Exercise: Among the lines of the records below, copy those that hold the word "mastoid".

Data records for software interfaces
-- -- --

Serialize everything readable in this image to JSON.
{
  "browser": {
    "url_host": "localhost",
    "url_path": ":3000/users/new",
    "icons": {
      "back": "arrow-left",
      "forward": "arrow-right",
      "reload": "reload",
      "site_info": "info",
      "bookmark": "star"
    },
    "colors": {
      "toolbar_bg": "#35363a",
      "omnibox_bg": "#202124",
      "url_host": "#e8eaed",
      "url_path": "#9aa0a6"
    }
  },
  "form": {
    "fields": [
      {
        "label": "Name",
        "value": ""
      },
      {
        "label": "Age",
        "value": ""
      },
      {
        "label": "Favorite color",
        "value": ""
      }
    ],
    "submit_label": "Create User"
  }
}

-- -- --

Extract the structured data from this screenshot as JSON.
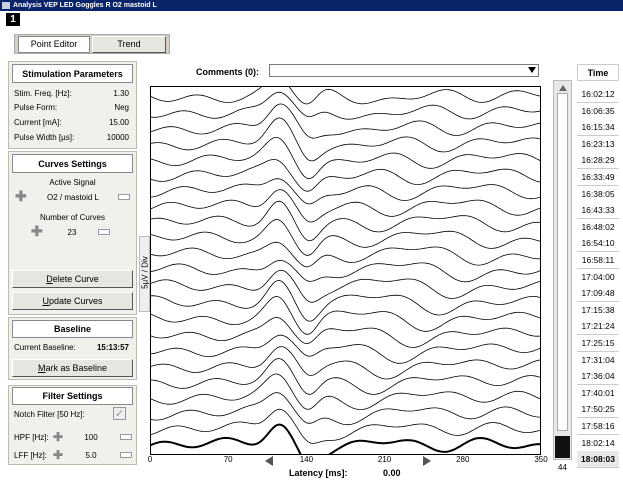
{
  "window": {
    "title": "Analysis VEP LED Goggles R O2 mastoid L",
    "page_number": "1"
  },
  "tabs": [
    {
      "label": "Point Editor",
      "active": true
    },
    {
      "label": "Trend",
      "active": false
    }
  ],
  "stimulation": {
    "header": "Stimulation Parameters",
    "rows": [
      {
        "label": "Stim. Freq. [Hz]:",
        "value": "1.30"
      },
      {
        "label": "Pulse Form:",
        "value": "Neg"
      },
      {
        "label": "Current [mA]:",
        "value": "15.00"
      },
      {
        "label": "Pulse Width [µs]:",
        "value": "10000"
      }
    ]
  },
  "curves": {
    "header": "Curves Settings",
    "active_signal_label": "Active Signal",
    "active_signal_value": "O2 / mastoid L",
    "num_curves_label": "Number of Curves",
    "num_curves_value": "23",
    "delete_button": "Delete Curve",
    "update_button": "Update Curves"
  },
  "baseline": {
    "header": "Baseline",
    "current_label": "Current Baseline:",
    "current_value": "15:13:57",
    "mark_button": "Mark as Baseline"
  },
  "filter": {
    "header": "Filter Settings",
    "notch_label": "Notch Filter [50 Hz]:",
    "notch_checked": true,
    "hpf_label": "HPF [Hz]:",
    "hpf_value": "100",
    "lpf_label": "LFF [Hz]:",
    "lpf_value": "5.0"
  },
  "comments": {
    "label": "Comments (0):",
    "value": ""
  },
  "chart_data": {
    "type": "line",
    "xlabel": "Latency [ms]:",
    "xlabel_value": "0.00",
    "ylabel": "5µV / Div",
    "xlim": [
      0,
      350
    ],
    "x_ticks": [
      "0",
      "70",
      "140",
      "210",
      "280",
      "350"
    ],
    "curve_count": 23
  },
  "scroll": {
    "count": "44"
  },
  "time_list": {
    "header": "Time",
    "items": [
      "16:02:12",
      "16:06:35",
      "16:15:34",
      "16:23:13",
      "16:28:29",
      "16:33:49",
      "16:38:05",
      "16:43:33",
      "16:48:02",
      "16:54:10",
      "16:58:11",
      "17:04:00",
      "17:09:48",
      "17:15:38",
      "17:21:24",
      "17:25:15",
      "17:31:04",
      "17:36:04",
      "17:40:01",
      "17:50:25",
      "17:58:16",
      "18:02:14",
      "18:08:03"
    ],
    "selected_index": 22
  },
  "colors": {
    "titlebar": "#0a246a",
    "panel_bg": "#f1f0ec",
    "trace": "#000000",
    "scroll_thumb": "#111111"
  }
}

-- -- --

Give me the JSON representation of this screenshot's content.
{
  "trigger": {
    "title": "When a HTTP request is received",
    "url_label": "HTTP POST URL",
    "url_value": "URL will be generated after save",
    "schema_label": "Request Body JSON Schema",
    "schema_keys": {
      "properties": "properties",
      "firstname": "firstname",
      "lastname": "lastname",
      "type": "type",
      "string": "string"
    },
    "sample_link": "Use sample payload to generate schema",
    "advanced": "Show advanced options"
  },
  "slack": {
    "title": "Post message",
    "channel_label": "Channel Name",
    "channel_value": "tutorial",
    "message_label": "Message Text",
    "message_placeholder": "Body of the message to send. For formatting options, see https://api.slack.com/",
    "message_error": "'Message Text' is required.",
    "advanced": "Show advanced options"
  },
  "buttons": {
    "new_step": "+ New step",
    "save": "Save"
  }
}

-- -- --

Solved problem:
    "title": "Analysis VEP LED Goggles R O2 mastoid L",
    "active_signal_value": "O2 / mastoid L",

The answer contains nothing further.